WHAT YOU NEED TO DO => Locate each line below that includes "screenshot" and reproduce it.

************

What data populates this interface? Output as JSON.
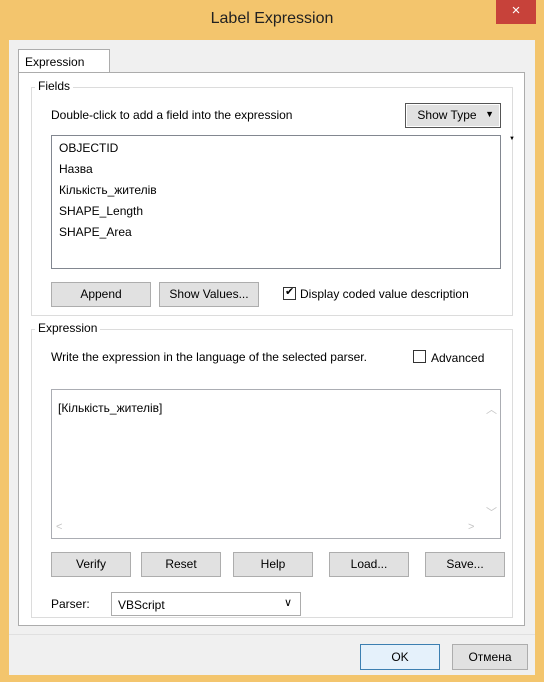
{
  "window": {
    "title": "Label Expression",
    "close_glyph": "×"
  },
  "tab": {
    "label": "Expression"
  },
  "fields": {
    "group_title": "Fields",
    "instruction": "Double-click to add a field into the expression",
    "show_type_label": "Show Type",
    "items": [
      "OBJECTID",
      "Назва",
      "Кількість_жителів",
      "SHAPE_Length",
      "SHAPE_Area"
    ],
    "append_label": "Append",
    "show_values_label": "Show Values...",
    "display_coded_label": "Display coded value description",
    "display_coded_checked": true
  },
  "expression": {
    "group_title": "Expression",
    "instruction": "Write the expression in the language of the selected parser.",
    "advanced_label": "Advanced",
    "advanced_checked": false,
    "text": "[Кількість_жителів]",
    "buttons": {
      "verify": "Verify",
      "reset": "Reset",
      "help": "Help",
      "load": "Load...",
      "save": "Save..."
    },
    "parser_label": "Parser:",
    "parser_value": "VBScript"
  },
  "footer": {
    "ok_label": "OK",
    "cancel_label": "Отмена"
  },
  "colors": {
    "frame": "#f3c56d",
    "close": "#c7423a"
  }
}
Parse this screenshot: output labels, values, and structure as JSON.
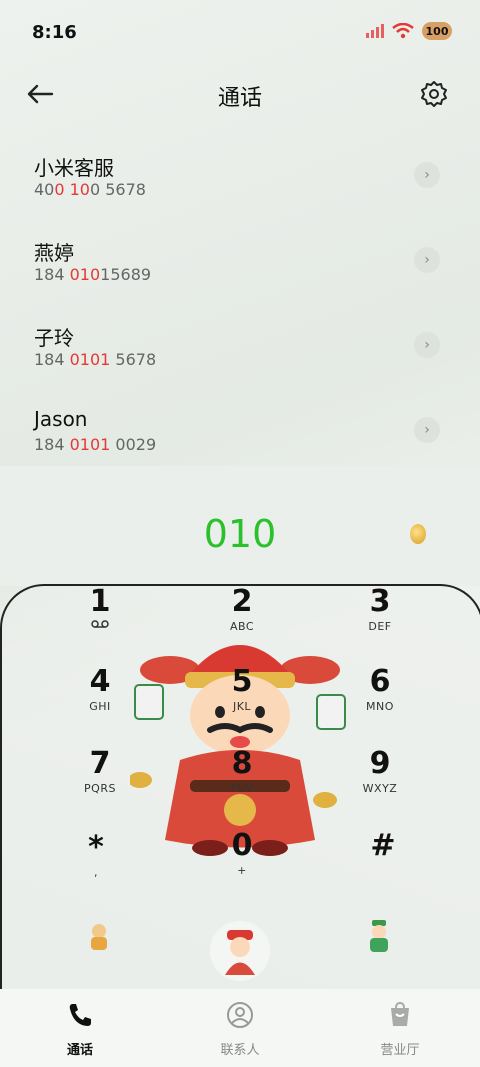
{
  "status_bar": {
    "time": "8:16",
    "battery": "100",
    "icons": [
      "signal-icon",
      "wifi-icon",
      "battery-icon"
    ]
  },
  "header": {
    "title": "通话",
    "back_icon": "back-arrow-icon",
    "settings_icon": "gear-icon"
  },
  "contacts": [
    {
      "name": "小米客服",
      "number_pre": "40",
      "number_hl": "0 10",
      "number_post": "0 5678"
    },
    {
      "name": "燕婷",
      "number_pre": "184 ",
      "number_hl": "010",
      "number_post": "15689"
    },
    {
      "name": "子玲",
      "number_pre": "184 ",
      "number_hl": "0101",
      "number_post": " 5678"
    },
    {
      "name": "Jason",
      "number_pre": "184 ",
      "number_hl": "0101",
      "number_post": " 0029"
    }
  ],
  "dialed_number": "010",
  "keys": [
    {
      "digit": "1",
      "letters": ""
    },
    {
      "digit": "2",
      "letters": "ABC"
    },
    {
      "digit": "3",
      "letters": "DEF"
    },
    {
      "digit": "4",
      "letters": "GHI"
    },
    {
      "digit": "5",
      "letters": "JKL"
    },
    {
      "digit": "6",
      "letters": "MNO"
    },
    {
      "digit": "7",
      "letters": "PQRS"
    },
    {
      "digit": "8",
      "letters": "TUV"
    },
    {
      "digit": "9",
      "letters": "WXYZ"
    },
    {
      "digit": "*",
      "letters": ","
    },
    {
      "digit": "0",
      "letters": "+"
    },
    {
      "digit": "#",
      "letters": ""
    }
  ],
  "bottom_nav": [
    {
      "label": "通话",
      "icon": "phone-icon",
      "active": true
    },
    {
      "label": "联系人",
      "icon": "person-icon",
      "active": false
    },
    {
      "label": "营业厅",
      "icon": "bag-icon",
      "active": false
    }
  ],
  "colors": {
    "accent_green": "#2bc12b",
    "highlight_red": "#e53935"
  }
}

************

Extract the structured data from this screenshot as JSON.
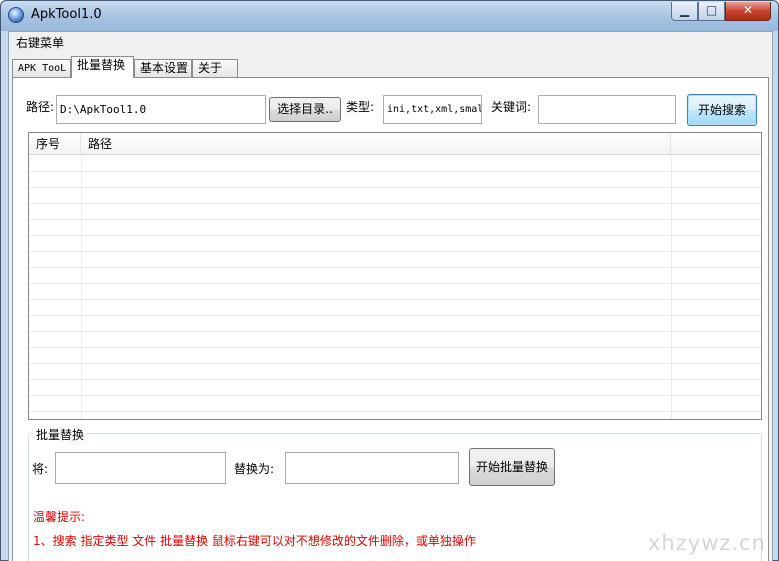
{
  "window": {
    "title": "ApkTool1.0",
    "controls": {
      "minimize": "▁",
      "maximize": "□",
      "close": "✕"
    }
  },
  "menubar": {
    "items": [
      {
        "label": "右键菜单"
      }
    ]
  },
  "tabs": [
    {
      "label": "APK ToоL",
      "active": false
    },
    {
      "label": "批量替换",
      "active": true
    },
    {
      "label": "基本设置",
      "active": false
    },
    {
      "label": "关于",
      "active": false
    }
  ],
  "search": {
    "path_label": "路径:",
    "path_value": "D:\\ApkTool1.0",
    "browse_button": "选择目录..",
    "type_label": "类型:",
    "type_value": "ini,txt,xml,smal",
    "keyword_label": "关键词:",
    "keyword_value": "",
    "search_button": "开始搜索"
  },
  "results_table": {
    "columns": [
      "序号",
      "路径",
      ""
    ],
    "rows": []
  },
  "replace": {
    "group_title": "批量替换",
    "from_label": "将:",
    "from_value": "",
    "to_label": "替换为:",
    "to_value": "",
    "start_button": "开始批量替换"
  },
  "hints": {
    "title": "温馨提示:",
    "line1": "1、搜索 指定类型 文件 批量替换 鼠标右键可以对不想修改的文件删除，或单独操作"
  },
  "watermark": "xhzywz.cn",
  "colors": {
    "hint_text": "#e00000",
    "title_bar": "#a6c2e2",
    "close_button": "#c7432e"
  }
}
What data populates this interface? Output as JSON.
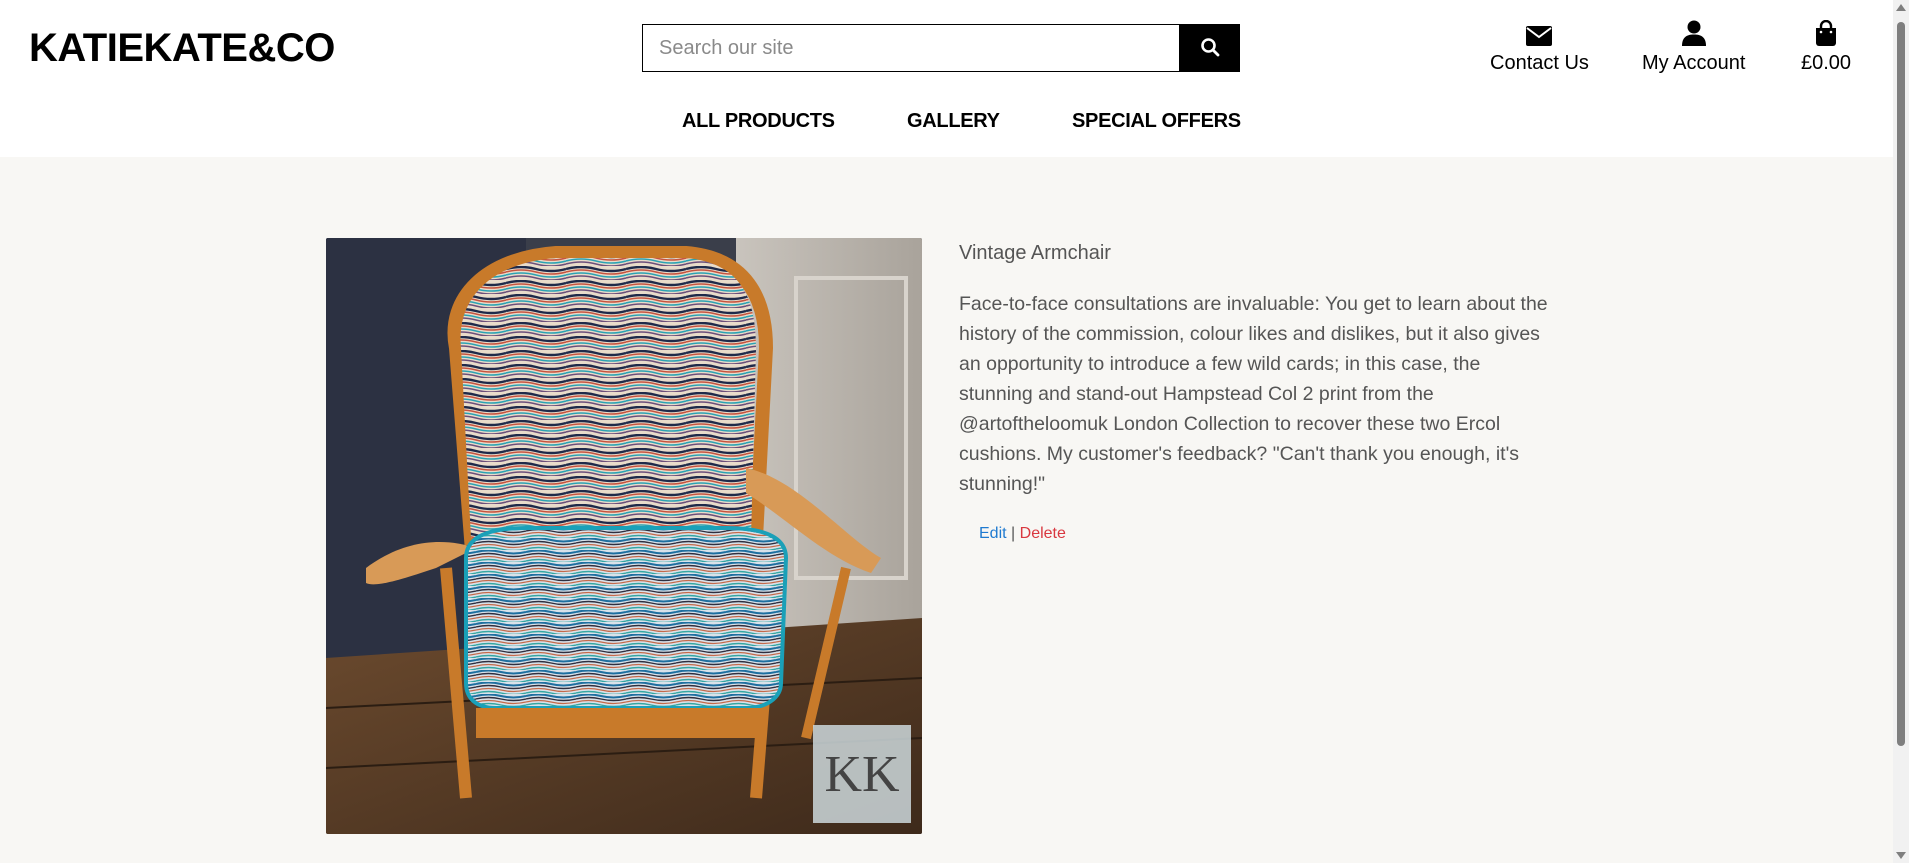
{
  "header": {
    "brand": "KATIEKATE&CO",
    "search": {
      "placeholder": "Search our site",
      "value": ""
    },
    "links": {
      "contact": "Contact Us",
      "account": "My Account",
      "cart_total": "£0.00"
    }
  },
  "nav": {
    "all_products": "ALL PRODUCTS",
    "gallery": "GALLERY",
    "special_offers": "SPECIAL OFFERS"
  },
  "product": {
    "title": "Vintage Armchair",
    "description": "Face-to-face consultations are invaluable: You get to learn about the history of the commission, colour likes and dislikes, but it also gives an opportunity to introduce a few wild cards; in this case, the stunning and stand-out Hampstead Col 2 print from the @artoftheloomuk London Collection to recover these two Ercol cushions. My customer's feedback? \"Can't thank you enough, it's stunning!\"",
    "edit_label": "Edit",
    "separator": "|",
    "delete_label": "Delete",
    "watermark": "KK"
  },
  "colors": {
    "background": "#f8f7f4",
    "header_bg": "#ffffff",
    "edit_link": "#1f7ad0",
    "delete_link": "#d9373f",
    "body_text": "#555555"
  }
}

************

RESULT OF THIS EXERCISE =>
Parse this screenshot: output labels, values, and structure as JSON.
Extract the structured data from this screenshot as JSON.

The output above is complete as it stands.